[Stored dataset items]
__________
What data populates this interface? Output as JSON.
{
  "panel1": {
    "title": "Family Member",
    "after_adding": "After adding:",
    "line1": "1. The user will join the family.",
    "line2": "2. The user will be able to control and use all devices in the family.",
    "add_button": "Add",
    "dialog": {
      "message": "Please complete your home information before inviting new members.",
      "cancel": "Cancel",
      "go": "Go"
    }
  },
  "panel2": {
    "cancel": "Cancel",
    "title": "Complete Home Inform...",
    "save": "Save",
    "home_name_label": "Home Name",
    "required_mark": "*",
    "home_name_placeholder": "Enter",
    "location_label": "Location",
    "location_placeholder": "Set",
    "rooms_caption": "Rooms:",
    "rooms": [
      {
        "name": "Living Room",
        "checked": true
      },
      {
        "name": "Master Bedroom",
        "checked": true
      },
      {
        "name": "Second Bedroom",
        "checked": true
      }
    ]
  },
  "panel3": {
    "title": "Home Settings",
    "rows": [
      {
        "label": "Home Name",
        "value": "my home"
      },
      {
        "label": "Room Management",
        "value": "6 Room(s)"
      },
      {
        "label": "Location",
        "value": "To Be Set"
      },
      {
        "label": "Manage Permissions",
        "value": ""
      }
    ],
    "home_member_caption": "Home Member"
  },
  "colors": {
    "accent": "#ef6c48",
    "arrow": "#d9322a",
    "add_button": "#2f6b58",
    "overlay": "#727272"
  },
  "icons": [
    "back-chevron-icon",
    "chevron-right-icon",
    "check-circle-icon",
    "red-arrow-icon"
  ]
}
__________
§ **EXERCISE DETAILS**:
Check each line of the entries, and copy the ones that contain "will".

§ **THE ANSWER**:
    "line1": "1. The user will join the family.",
    "line2": "2. The user will be able to control and use all devices in the family.",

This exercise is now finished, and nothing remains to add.